3. How and when to notify
3.1 How must I notify you?
3.2 When must I notify you?
3.3 How will my registration date
3.4 Examples of how to work out the
date by which I must notify my liability to be registered
3.5 When will I get my VAT registration
3.6 What if I fail to notify at the
4. Accounting for VAT
4.1 When must I start keeping records
and charging VAT?
4.2 VAT paid before registration.
4.3 What records must I keep?
4.4 Are there different schemes available
to account for VAT?
4.5 What is a VAT return?
4.6 Can I make monthly instead of
three monthly returns?
4.7 What are outputs and inputs?
4.8 Can I have tax periods to match
my financial year?
5. Distance selling
5.1 What is distance selling?
5.2 How does distance selling work?
5.3 How to account for VAT once you
are registered for distance sales in the UK
5.4 What if I am already registered
for VAT because I make taxable supplies and/or acquisitions
in the UK?
5.5 What if I make distance sales
to more than one Member State?
5.6 What if a distance sale involves
5.7 Can I register before I reach
5.8 Can I register before I start
making distance sales?
5.9 What if I do not have a UK business
6.1 What are acquisitions?
6.2 When must I register and account
for VAT on acquisitions?
6.3 Can I register if the level of
my acquisitions is below the limit?
6.4 Can I register before I start
6.5 In what circumstances do I not
need to register due to the level of my acquisitions?
7. Relevant supplies
7.1 What are relevant supplies?
7.2 What is a predecessor?
7.3 Who has to register?
7.4 What if I am already registered
for UK VAT?
8. Non-established taxable
persons (NETPs): basic information
8.1 What is an NETP?
8.2 What is a 'business establishment'?
8.3 When must an NETP register for
VAT in the United Kingdom (UK)?
8.4 How do I decide if I am making
a supply of goods in the UK?
8.5 How do I decide if I am making
a supply of services in the UK?
9. Non-established taxable
persons (NETPs): voluntary registration
9.1 When can I register voluntarily
as an NETP?
9.2 How do I register voluntarily
9.3 What if I have a business establishment
in the UK?
10. Non-established taxable
persons (NETPs): Tax representatives and agents
10.1 Appointment and role of a tax
10.2 What must I do if I appoint
a tax representative?
10.3 Will you make me appoint a tax
10.4 May I appoint an agent instead
of a tax representative?

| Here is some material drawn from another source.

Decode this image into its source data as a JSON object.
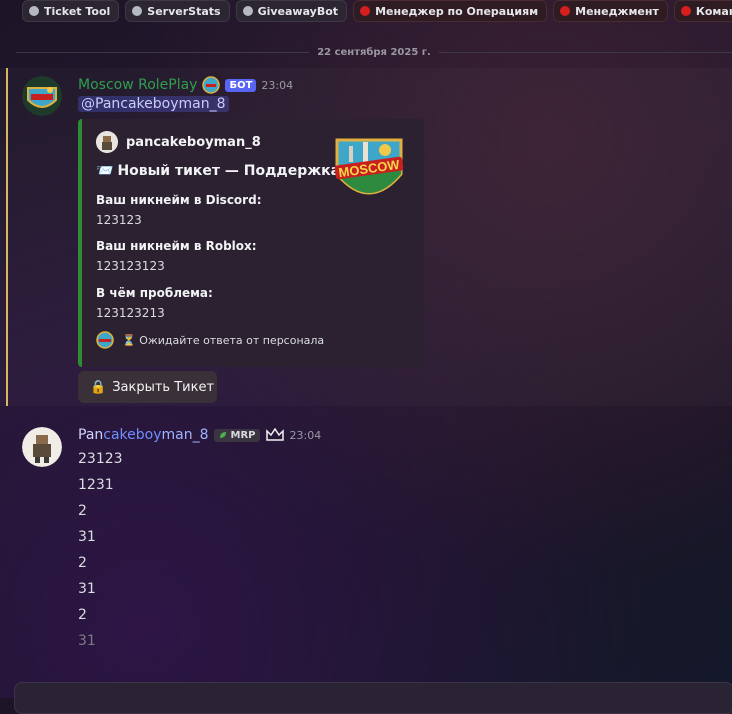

10.5 Suggested wording for letter
to authorise an agent or employee to act in VAT matters
10.6 What if I do not wish to appoint
a tax representative or an agent?
11. Non-established taxable
persons (NETPs): imports and movement of goods
11.1 Importation of goods from outside
11.2 Examples of how to determine
the place of supply of goods
11.3 Goods acquired from another
EC Member State and supplied in the UK
11.4 Should I be registered if I
am supplying goods to be installed or assembled?
11.5 Simplified procedure for installed
or assembled goods
11.6 Can I reclaim UK VAT if I am
not liable or entitled to be registered?
12. What happens after you
12.1 Help and information for newly
12.2 Visits by our officers
12.3 What should I do if my registration
12.4 What should I do if I change
13. Errors, late notification
13.1 What if I get my registration
13.2 What if I notify you late?
13.3 What if I deliberately avoid
registering for VAT?
14. Statement of Practice:
Artificial separation of business activities
14.2 Why the legislation is required
14.3 The new legislation
14.4 How the new measures will be
14.5 What Customs will consider to
be artificial separation
14.6 The meaning of financial, economic
and organisational links
14.7 How the measure will apply in
14.8 Advice on proposed separations
14.9 Responsibility for issuing directions
15. How to complete application
16. How to complete application
17. How to complete application
18. How to complete application
19. How to complete application
Form VAT1TR to appoint a tax representative in the UK
here to open the HMCE VAT document (will open
in a new window)
INPUT VAT is paid by a business
to another businesses on the supplies that it receives
(in this case it is, VAT on its input supplies).
Generally a business is able to
recover its input VAT to the extent that the input VAT
is attributable to its taxable outputs. Input VAT is
claimed by setting it against the output VAT for which
the business is required to account to the government,
or, if there is an excess, by claiming a repayment from